“We’re very hopeful that he will do that,” he added. “If that doesn’t happen, we have a Plan B and (Plan) C, raising the roads if need be, but more importantly, we’ve done some preliminary work on building an aboiteau of our own, away from his property, to the tune of around $8 million.”
He also said that the province has a variety of other “tools in the toolbox” they could use in its dispute with the Windsor and Hantsport Railway, but added that they’re keeping those options close to the vest while they continue through the court.
“I think we’ve made quite a bit of progress since Aug. 8,” he said.
Fish passage requested
Darren Porter, a local fisherman and proponent of leaving the Halfway River open, said he doesn’t believe the aboiteau situation will be ‘ fixed’ as quickly as the government says, adding that he plans to bring forward a request to have an environmental assessment done.
“TIR (the provincial department of transportation and infrastructure renewal) is stating that DFO has already given them the go-ahead, when they haven’t even finished consultations with First Nations,” Darren Porter said. “It just doesn’t make sense; it’s 2018 and Justin Trudeau is our Prime Minister, that’s not how (this) is supposed to happen.”
Consultations with First Nations is expected to continue until the end of September.
Darren Porter also said he takes issue with government officials describing the aboiteau plan as a small repair. He describes it as a full-blown replacement — cutting off a newly flowing tidal river and salt marsh.
“They think they’ve found a loophole where they can call it a repair to an existing structure, but there’s nothing left,” he said.
“Those trees (along the connector road) are not coming back, they’re dead. If you block off that river again, there’ll be nothing left,” he said. “That salt marsh that’s now there is coming alive. Within two years it’ll be lush and green.”
He said he anticipates “multiple groups,” including himself, to formally request an environmental assessment before anything can proceed.
West Hants councillor Paul Morton said no future public meetings will be called until something gets announced.
Bob and Carole MacDonald watch as the tide comes in from their deck, bringing with it saltwater that is threatening their property and their way of life. The MacDonalds live on Schurman Road, just outside of Hantsport.
Bob and Carole MacDonald at their Schurman Road home just outside of Hantsport. They’re concerned that their property may be at risk after an aboiteau at the Halfway River collapsed, which has led to saltwater killing trees near their property.
Hants County residents Darren Porter and Bill Preston line up to ask questions during a public meeting on the Halfway River aboiteau on Sept. 10.

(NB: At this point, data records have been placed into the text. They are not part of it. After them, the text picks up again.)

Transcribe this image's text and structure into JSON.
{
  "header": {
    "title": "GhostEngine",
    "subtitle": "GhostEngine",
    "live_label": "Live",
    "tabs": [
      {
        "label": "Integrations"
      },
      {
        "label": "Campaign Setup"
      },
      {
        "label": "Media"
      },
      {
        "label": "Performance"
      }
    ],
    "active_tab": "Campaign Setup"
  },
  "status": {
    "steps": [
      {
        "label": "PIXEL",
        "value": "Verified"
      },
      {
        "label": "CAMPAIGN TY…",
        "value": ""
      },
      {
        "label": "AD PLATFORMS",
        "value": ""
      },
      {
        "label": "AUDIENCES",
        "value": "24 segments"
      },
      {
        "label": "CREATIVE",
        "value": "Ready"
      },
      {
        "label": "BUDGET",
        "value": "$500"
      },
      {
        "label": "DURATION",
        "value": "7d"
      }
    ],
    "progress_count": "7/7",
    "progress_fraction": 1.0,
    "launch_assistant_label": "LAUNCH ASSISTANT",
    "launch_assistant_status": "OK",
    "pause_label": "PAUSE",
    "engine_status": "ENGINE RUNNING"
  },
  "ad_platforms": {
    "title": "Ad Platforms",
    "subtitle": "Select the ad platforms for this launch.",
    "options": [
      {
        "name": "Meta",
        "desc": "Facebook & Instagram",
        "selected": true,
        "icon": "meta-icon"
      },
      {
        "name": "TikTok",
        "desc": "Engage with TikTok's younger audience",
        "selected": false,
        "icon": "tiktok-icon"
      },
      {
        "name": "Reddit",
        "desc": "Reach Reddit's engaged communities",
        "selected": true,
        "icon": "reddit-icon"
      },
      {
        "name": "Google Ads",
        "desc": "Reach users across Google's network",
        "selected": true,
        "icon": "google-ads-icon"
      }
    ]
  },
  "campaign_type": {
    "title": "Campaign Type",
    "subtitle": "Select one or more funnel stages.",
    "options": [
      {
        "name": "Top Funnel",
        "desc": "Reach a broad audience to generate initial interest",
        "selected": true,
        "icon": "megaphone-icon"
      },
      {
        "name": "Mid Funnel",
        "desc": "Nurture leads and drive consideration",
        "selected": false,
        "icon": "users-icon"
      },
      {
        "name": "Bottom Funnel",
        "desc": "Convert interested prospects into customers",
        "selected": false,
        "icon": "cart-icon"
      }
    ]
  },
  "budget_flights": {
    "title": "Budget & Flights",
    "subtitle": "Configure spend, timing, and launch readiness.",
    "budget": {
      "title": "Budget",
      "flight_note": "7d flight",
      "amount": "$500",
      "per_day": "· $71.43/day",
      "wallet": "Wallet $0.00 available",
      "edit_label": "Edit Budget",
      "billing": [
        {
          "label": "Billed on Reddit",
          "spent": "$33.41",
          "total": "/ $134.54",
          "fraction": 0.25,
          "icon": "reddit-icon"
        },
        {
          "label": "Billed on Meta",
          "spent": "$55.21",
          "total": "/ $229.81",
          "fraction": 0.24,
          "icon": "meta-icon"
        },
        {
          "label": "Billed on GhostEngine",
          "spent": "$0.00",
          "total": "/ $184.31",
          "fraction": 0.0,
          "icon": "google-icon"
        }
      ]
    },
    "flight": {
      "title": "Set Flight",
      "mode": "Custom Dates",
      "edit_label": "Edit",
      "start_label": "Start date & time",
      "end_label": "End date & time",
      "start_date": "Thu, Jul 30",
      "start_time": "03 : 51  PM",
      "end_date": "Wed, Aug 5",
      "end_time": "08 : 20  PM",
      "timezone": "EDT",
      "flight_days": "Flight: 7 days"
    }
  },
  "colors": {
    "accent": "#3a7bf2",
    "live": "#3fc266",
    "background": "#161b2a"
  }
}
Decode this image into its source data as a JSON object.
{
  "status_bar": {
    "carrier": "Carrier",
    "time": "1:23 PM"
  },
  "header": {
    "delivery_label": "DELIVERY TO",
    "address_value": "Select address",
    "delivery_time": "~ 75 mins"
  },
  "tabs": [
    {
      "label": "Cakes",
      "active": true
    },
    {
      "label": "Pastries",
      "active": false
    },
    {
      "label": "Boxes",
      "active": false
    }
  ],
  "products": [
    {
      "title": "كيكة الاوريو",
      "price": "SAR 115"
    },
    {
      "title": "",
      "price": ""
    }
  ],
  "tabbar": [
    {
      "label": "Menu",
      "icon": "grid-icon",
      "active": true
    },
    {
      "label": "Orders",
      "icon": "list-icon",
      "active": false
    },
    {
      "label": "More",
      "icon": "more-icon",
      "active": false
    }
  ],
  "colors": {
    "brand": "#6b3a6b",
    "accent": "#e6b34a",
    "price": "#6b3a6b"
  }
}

Rodyen Trainor, the executive director with the department of transportation and infrastructure, answers questions while West Hants Coun. Paul Morton listens.